Aunty M. is my Godmother. lets call her Martha. My Mum met Aunty Martha in the 1970’s. They are colleagues, teaching at H.M. Swart primary school in Bethal. as two of the three english medium teachers in a majority Afrikaans primary school in a majority Afrikaans mining town. Bethal is in what is now called Mpumalanga. Pre 1994, on the old map of South Africa, it is known as the Transvaal. The NG Kerk Bethel Oos (Nederduitse Gereformeerde Church, East Bethel) still refer to the area as the ‘Ou Transvaal’ on their website and in their hearts. The headmaster doesn’t speak much english and my mum doesn’t speak much Afrikaans so when there is an announcement on the Tannoy, Martha or Jenny run in from the classroom next door and translate.
I grow up seeing the usual old photo’s of me as a baby; on a changing mat, in a christening gown, bum shuffling on a woven rug, wearing an orange floral dress and an orange floral floppy sun hat with my gran and my mum also wearing floppy floral sun hats. There are big red knobbly mountains stretching out in a wide ark behind us. My first question is always: Where is this? Where are we living when this picture is taken? How old am I? I am still trying to get a sense of my own movements as a child. I want to trace the dotted red lines of my own migrations on a map. In many of these photo’s; baby in a cloth nappy, feeding time in a plastic high chair, wobbly wanderings in the garden, there is a tall, strong-boned woman with short black hair and some variation of trousers and a white turtleneck. This is Aunty Martha, My Godmother. Apparently, she takes me out on Saturdays to give mum and dad a rest. I go with her to the hostel where she lives. The old Afrikaans Aunties in the hostel kitchen feed me milk pudding and rusks. We have the ‘Just in case case’ with us, a small orange suitcase with spare pants in it, in case of emergencies. The ‘Just in case case’ is legendary in our family.
My parents lose touch with Aunty Martha in the late 1980’s. At the time I had other things on my mind, like puberty, but now I want to know who this woman is in these old photo’s. I want to know who this person is beyond the stories. Who is my phantom godmother? The post office isn’t so reliable in South Africa and we keep moving every two years so many of my parents Christmas card, catch up with the family once a year, contacts have been lost along the way. My parents don’t have email addresses for many people either. So, Where should I start looking?
Social media, where else? I look online for some of the names my parents mention from Bethal: Elsie & Hein and their daughter Charlotte, who must be about my age. I find Elsie easily on that social media site we won’t mention where people are all best buddies. She is an active poster of motivational messages and pictures of people playing golf. I send her a friends request and PM (Personal Message) her with an explanation about who I am, that I am coming to visit and that I’m looking for my Godmother, Martha.

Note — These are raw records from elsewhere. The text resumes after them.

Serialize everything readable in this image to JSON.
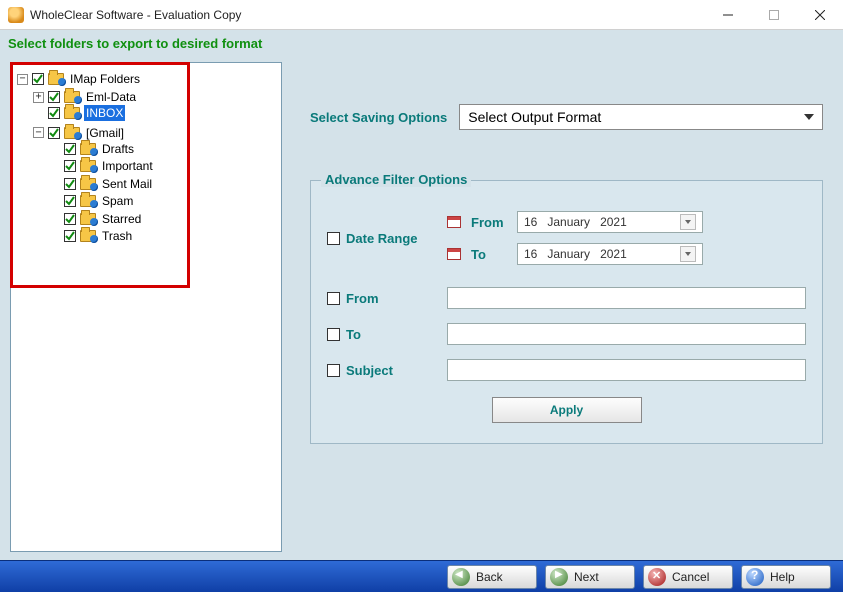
{
  "title": "WholeClear Software - Evaluation Copy",
  "banner": "Select folders to export to desired format",
  "tree": {
    "root": "IMap Folders",
    "root_toggle": "−",
    "items": [
      {
        "label": "Eml-Data",
        "toggle": "+"
      },
      {
        "label": "INBOX",
        "selected": true
      },
      {
        "label": "[Gmail]",
        "toggle": "−",
        "children": [
          "Drafts",
          "Important",
          "Sent Mail",
          "Spam",
          "Starred",
          "Trash"
        ]
      }
    ]
  },
  "saving": {
    "label": "Select Saving Options",
    "value": "Select Output Format"
  },
  "filter": {
    "title": "Advance Filter Options",
    "date_range": "Date Range",
    "from_lbl": "From",
    "to_lbl": "To",
    "date_from": {
      "d": "16",
      "m": "January",
      "y": "2021"
    },
    "date_to": {
      "d": "16",
      "m": "January",
      "y": "2021"
    },
    "from_field": "From",
    "to_field": "To",
    "subject_field": "Subject",
    "apply": "Apply"
  },
  "buttons": {
    "back": "Back",
    "next": "Next",
    "cancel": "Cancel",
    "help": "Help"
  }
}
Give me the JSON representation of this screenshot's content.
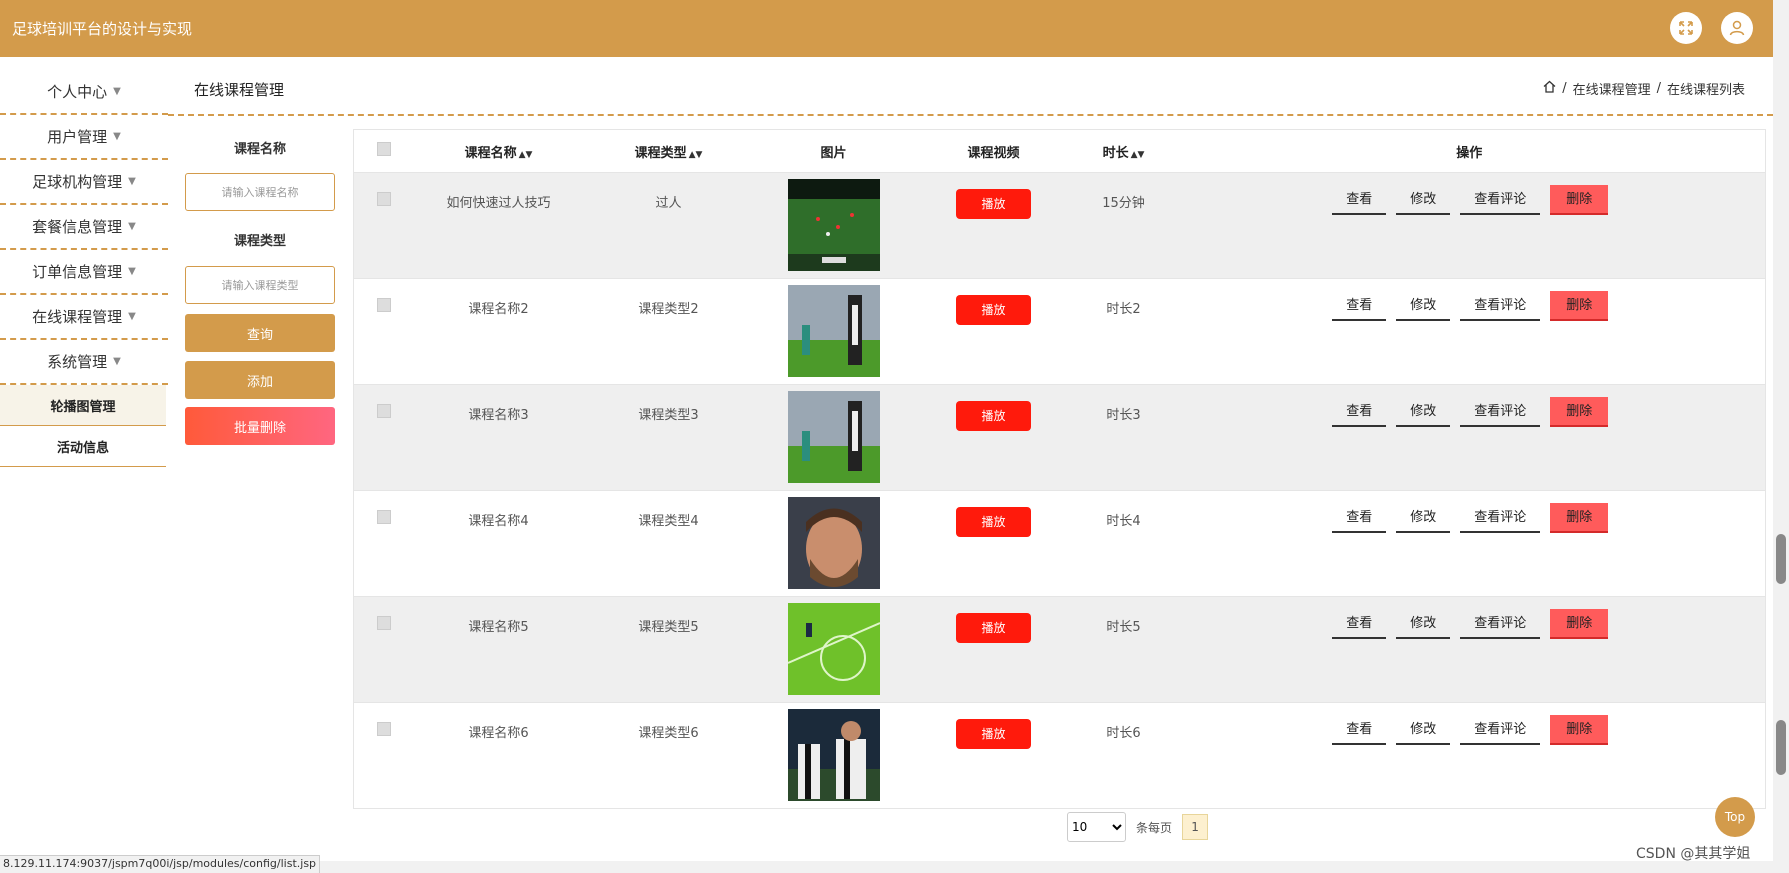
{
  "app": {
    "title": "足球培训平台的设计与实现"
  },
  "sidebar": {
    "items": [
      {
        "label": "个人中心"
      },
      {
        "label": "用户管理"
      },
      {
        "label": "足球机构管理"
      },
      {
        "label": "套餐信息管理"
      },
      {
        "label": "订单信息管理"
      },
      {
        "label": "在线课程管理"
      },
      {
        "label": "系统管理"
      }
    ],
    "subitems": [
      {
        "label": "轮播图管理"
      },
      {
        "label": "活动信息"
      }
    ]
  },
  "page": {
    "title": "在线课程管理",
    "breadcrumb": [
      "在线课程管理",
      "在线课程列表"
    ]
  },
  "search": {
    "name_label": "课程名称",
    "name_placeholder": "请输入课程名称",
    "type_label": "课程类型",
    "type_placeholder": "请输入课程类型",
    "query_btn": "查询",
    "add_btn": "添加",
    "batch_delete_btn": "批量删除"
  },
  "table": {
    "headers": [
      "课程名称",
      "课程类型",
      "图片",
      "课程视频",
      "时长",
      "操作"
    ],
    "play_label": "播放",
    "ops": [
      "查看",
      "修改",
      "查看评论",
      "删除"
    ],
    "rows": [
      {
        "name": "如何快速过人技巧",
        "type": "过人",
        "duration": "15分钟"
      },
      {
        "name": "课程名称2",
        "type": "课程类型2",
        "duration": "时长2"
      },
      {
        "name": "课程名称3",
        "type": "课程类型3",
        "duration": "时长3"
      },
      {
        "name": "课程名称4",
        "type": "课程类型4",
        "duration": "时长4"
      },
      {
        "name": "课程名称5",
        "type": "课程类型5",
        "duration": "时长5"
      },
      {
        "name": "课程名称6",
        "type": "课程类型6",
        "duration": "时长6"
      }
    ]
  },
  "pagination": {
    "page_size": "10",
    "per_page_label": "条每页",
    "current_page": "1"
  },
  "top_button": "Top",
  "status_url": "8.129.11.174:9037/jspm7q00i/jsp/modules/config/list.jsp",
  "watermark": "CSDN @其其学姐",
  "colors": {
    "accent": "#d39b4b",
    "play": "#ff1a0c",
    "delete": "#ff5b5b"
  }
}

I scroll through all her friends looking for family members I might know. I examine and compare faces on family photo’s and Bingo!
Elsie’s daughter Charlotte has a new surname, but I recognise her face from an old photo of us in the 80’s at Bethal dam. In the photo we are all dolled up to go to a disco, Charlotte is wearing a purple and blue faux-leather two piece: bustier and miniskirt. She made it herself. I am wearing what appears to be a large baggy T-shirt with a white belt. We must be 14, both wearing make up and staring into the camera. She looks ready, I look dazed. These days she is a shop owning, married mother of two boys in Jo’burg. I PM her too. She replies. So does her mum. Of course they remember me and the family…“I must give their love to my parents, how can they contact them? such a shame we lost touch…” Elsie and Hein still live in the same house in Bethal that we visit regularly as children in the 1970s. We chat online and e-mail. I tell them I am looking for Aunty Martha. They remember her well, but don’t know where she lives now. Both mention that she was active in the Anglican church in Bethal and that she moved back to Jo’burg and they’d heard she may have become a priest. A priest? I hadn’t seen that coming.
This is the only lead I have. Mum says she must be about ten years older than her and that her parents used to live in Germiston in Jo’burg. That would make her about eighty. Is she still alive? I wonder, briefly. I scour google and end up on ‘My Anglican.org’. This is the website of the Anglican church in South Africa, that lists all the churches and all the priests and their email addresses. Handy! I go through the listings for every single church in the diocese of Johannesburg. I find a church in the District of Kathlehong, which means ‘place of succes’ and is also the second biggest informal settlement or ex-township in the city after Soweto. The church is called St Francis of Assisi Anglican church. Two retired priests names are listed, both with the right and the same surname. A Martha and a Mary. How biblical. Could this be her? Could she have a sister who is also a priest?
There is an email address, so I send a mail to the church secretary, Georgina, with some of those old photos: ‘She is the tall one on the left, and I am the toddler’. I feel a bit foolish mailing a total stranger with old family photo’s. It is a long shot, but what have I got to lose? I expect nothing will ever come of it.